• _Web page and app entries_
• • • • • • •

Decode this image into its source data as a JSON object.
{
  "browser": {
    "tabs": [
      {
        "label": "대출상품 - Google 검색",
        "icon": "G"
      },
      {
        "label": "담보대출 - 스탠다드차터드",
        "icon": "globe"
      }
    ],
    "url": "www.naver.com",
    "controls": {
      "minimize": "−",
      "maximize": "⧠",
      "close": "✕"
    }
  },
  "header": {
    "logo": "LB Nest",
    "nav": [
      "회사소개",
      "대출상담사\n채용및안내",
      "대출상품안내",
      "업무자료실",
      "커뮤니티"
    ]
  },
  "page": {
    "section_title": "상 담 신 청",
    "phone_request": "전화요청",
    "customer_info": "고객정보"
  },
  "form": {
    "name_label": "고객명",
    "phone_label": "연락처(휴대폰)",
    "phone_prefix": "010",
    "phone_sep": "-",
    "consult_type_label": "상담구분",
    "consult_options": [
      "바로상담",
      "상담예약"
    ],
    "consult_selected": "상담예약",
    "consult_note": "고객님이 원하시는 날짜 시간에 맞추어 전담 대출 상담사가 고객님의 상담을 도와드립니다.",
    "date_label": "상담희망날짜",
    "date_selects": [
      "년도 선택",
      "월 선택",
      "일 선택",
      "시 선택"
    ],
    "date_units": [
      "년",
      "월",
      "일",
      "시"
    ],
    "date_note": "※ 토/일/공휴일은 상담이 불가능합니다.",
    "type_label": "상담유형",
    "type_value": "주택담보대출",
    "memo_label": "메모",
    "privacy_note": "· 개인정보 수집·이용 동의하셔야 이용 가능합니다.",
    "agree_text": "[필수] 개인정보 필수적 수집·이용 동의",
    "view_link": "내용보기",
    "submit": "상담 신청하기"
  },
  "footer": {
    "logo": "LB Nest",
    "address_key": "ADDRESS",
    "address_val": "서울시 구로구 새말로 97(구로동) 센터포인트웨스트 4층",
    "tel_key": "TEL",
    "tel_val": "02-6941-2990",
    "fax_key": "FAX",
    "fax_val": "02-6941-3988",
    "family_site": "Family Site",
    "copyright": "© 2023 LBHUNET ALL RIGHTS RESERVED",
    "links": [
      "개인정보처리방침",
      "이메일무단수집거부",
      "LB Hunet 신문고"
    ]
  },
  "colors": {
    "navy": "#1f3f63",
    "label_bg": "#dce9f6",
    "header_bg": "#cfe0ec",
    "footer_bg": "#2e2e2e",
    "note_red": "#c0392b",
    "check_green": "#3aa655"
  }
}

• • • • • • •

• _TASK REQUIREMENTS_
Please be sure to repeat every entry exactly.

• _REPLY_
Decode this image into its source data as a JSON object.
{
  "browser": {
    "tabs": [
      {
        "label": "대출상품 - Google 검색",
        "icon": "G"
      },
      {
        "label": "담보대출 - 스탠다드차터드",
        "icon": "globe"
      }
    ],
    "url": "www.naver.com",
    "controls": {
      "minimize": "−",
      "maximize": "⧠",
      "close": "✕"
    }
  },
  "header": {
    "logo": "LB Nest",
    "nav": [
      "회사소개",
      "대출상담사\n채용및안내",
      "대출상품안내",
      "업무자료실",
      "커뮤니티"
    ]
  },
  "page": {
    "section_title": "상 담 신 청",
    "phone_request": "전화요청",
    "customer_info": "고객정보"
  },
  "form": {
    "name_label": "고객명",
    "phone_label": "연락처(휴대폰)",
    "phone_prefix": "010",
    "phone_sep": "-",
    "consult_type_label": "상담구분",
    "consult_options": [
      "바로상담",
      "상담예약"
    ],
    "consult_selected": "상담예약",
    "consult_note": "고객님이 원하시는 날짜 시간에 맞추어 전담 대출 상담사가 고객님의 상담을 도와드립니다.",
    "date_label": "상담희망날짜",
    "date_selects": [
      "년도 선택",
      "월 선택",
      "일 선택",
      "시 선택"
    ],
    "date_units": [
      "년",
      "월",
      "일",
      "시"
    ],
    "date_note": "※ 토/일/공휴일은 상담이 불가능합니다.",
    "type_label": "상담유형",
    "type_value": "주택담보대출",
    "memo_label": "메모",
    "privacy_note": "· 개인정보 수집·이용 동의하셔야 이용 가능합니다.",
    "agree_text": "[필수] 개인정보 필수적 수집·이용 동의",
    "view_link": "내용보기",
    "submit": "상담 신청하기"
  },
  "footer": {
    "logo": "LB Nest",
    "address_key": "ADDRESS",
    "address_val": "서울시 구로구 새말로 97(구로동) 센터포인트웨스트 4층",
    "tel_key": "TEL",
    "tel_val": "02-6941-2990",
    "fax_key": "FAX",
    "fax_val": "02-6941-3988",
    "family_site": "Family Site",
    "copyright": "© 2023 LBHUNET ALL RIGHTS RESERVED",
    "links": [
      "개인정보처리방침",
      "이메일무단수집거부",
      "LB Hunet 신문고"
    ]
  },
  "colors": {
    "navy": "#1f3f63",
    "label_bg": "#dce9f6",
    "header_bg": "#cfe0ec",
    "footer_bg": "#2e2e2e",
    "note_red": "#c0392b",
    "check_green": "#3aa655"
  }
}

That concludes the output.